You’d think that the press office of the Holy See would have some reaction to this. But, as with the resignation of Marie Collins from the Pontifical Commission for the Protection of Minors, it was once again silent. A charge like Negri’s, suggesting that the resignation of Benedict XVI was not free and therefore not valid and thus implying that Francis is not the legitimate pope, would typically be met with a statement from the press office, regardless of how reluctant the Vatican might be to discipline a sitting archbishop (just for a few more weeks: Francis accepted his resignation soon after Negri turned seventy-five). On March 8, a day after Negri’s comments, former press office director Fr. Federico Lombardi issued his own long and Jesuitically witty statement denying the allegations.

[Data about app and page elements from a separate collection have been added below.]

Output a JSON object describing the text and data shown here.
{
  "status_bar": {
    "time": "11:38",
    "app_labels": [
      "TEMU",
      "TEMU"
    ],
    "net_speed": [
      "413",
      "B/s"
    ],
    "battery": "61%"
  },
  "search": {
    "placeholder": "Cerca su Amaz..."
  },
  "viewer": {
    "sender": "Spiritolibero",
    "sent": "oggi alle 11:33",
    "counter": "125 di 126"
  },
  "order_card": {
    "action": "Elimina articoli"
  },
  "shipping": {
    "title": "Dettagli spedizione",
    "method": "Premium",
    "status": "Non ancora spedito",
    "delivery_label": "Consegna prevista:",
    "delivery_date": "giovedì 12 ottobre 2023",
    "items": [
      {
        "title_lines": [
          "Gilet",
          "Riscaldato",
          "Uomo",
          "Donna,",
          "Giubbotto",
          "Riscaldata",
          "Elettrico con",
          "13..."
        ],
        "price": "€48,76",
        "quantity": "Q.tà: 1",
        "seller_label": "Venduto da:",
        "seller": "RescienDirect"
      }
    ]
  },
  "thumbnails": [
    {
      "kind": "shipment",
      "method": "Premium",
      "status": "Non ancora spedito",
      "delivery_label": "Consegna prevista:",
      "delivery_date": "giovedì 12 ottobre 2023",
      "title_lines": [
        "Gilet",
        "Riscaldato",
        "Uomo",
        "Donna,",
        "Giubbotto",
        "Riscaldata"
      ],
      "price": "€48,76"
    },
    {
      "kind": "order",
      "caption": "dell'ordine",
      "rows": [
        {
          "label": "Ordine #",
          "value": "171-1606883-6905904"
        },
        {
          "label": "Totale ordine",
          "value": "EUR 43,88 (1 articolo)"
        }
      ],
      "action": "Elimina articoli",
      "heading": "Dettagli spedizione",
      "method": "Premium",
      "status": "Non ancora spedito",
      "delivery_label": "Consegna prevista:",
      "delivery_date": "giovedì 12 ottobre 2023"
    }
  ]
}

After Negri’s interview was analyzed by other Catholic news media outlets, Breitbart News in Rome ran a story mixing the archbishop’s comments with details related to the WikiLeaks releases on the U.S. Democratic Party. One day after that, Breitbart’s man in Rome, Thomas Williams, reported the only statement from anyone in any way affiliated with the Vatican—that is, the denial from the retired Lombardi.
Negri’s charges say something about the circle of prelati and journalists who feel orphans of the previous pontificate, yet nevertheless among whom it’s hard to tell who the real friends of Joseph Ratzinger are. Moreover, one can imagine that an American journalist like Greg Burke, the present director of the Holy See press office, understands the importance of countering conspiracy theories, yet apparently not those coming from an archbishop who has direct access to Benedict XVI and tries to undermine the legitimacy of the conclave and Francis.

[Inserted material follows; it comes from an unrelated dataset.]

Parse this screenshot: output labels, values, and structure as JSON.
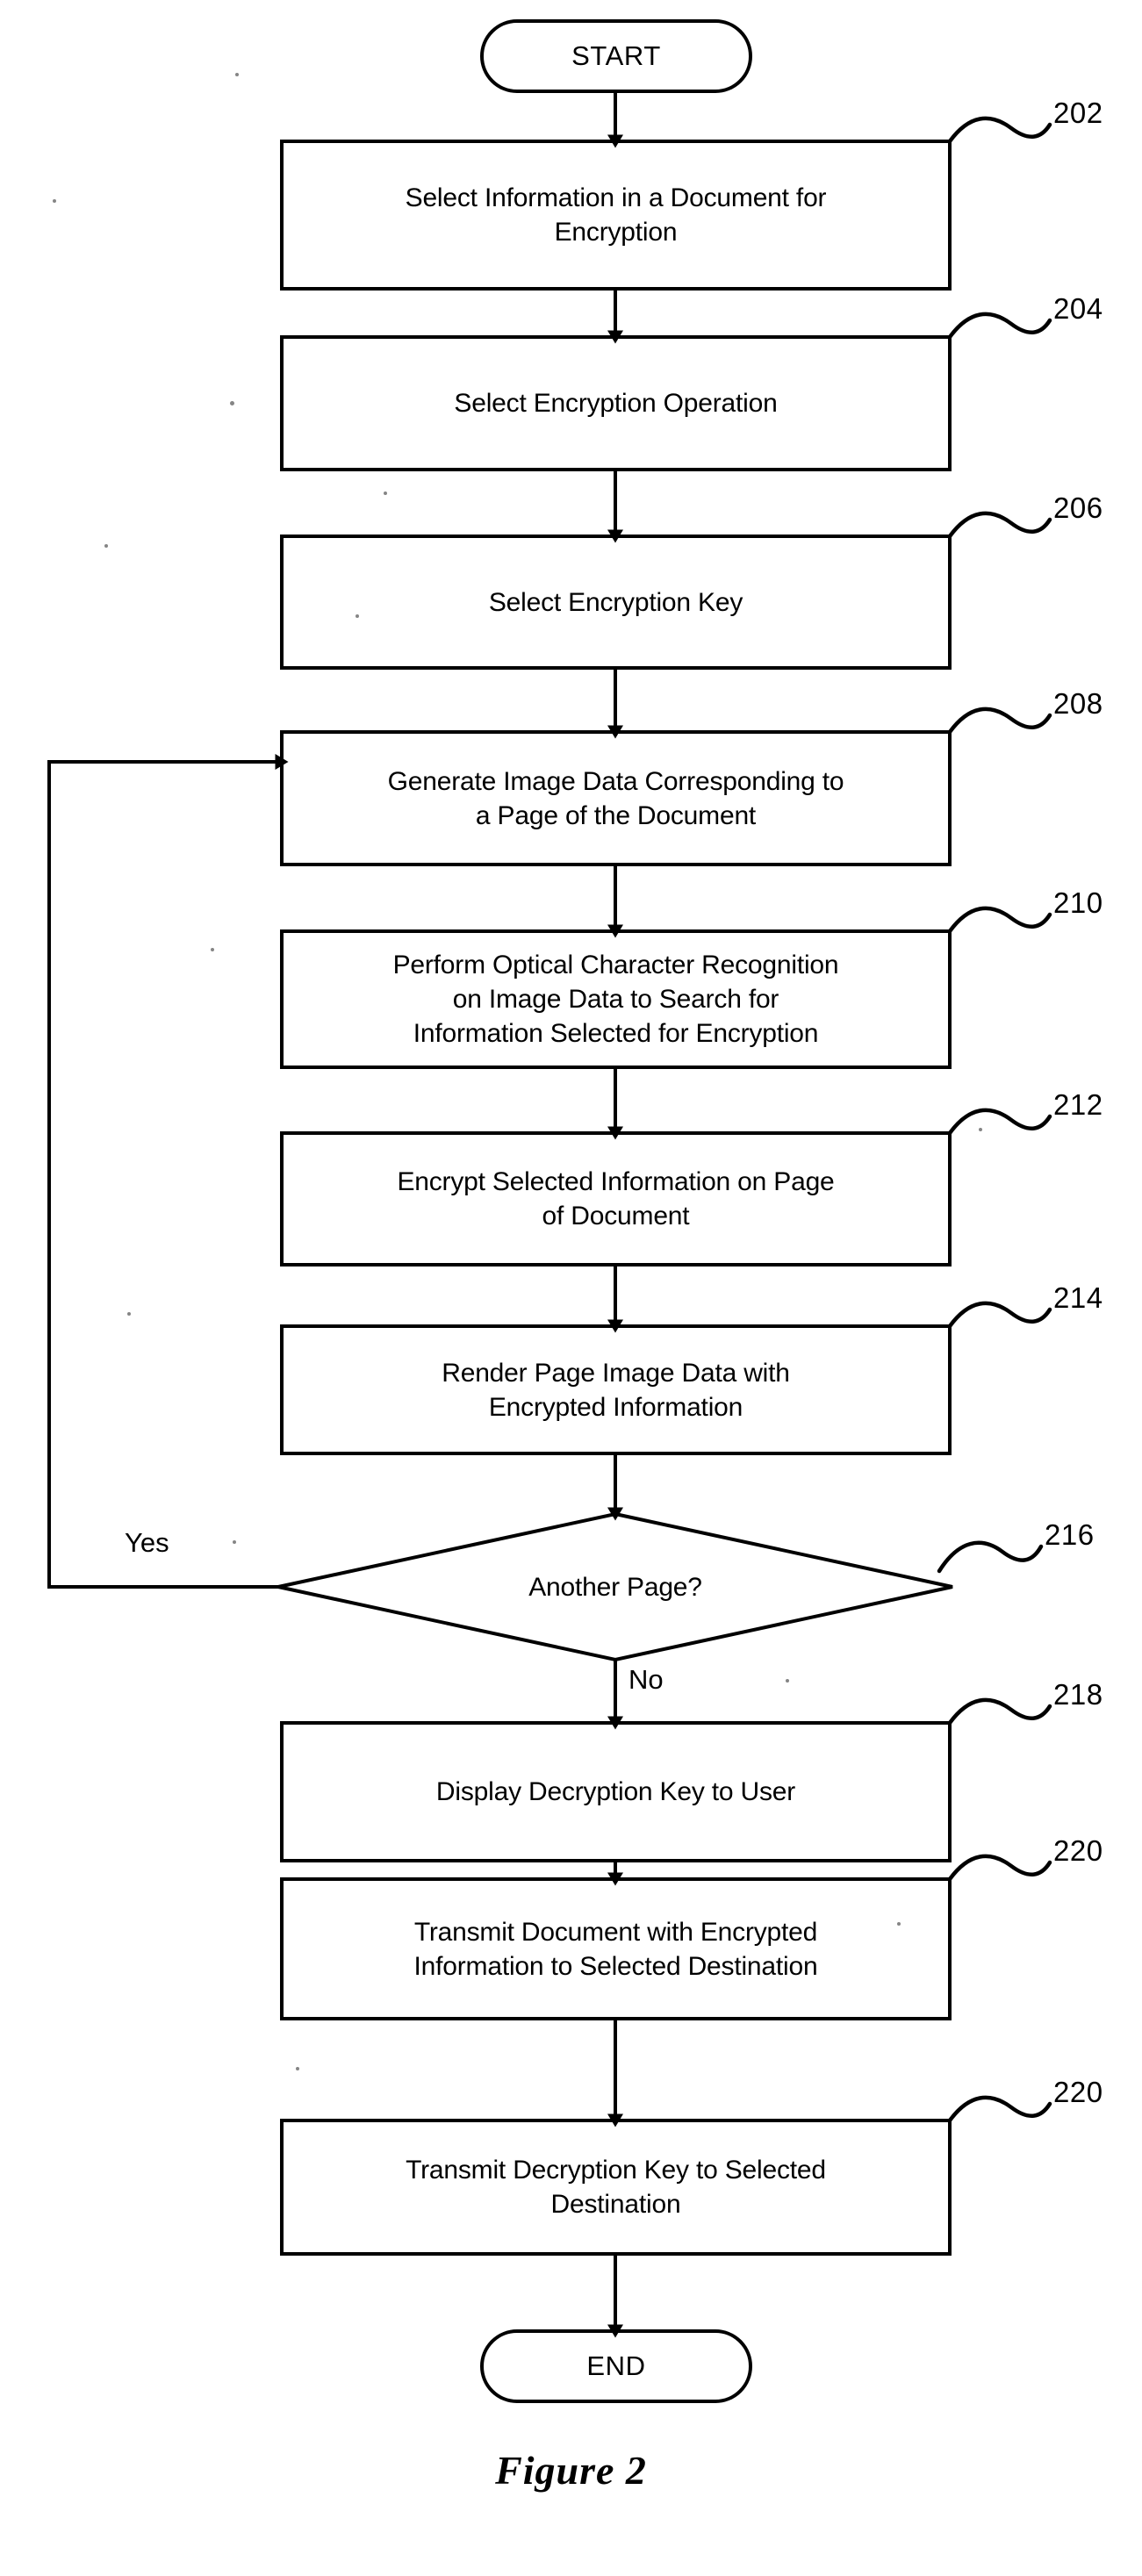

Also worth considering: If there is no systematic alliance between Steve Bannon in the White House and the opposition to Francis in the Vatican and the United States, there are the shared tendencies toward Islamophobia and a fondness for conspiracy theories. The extreme wing of Francis’s opposition has raised the spectre of missing ballots at the conclave; of secret maneuvering to ensure that Benedict’s was a short-term pontificate; of a rigged bishops’ synod in 2014-2015 (see the book by the National Catholic Register’s Edward Pentin). And now Obama is said to be behind it all.
Monsignor Negri clearly speaks for himself and a few others only. But it’s difficult to consider the traditionalist opposition against Pope Francis without also considering the constant attempt to delegitimize Obama—not just the conspiracy theories, but also the “I want my country (my Church) back” sentiment. I am not inclined to see political-ideological alignments between American politics and Church politics, especially for a pope like Francis. But it’s hard to deny that the opposition against the first African-American president has a lot in common with the opposition against the first Latin American pope.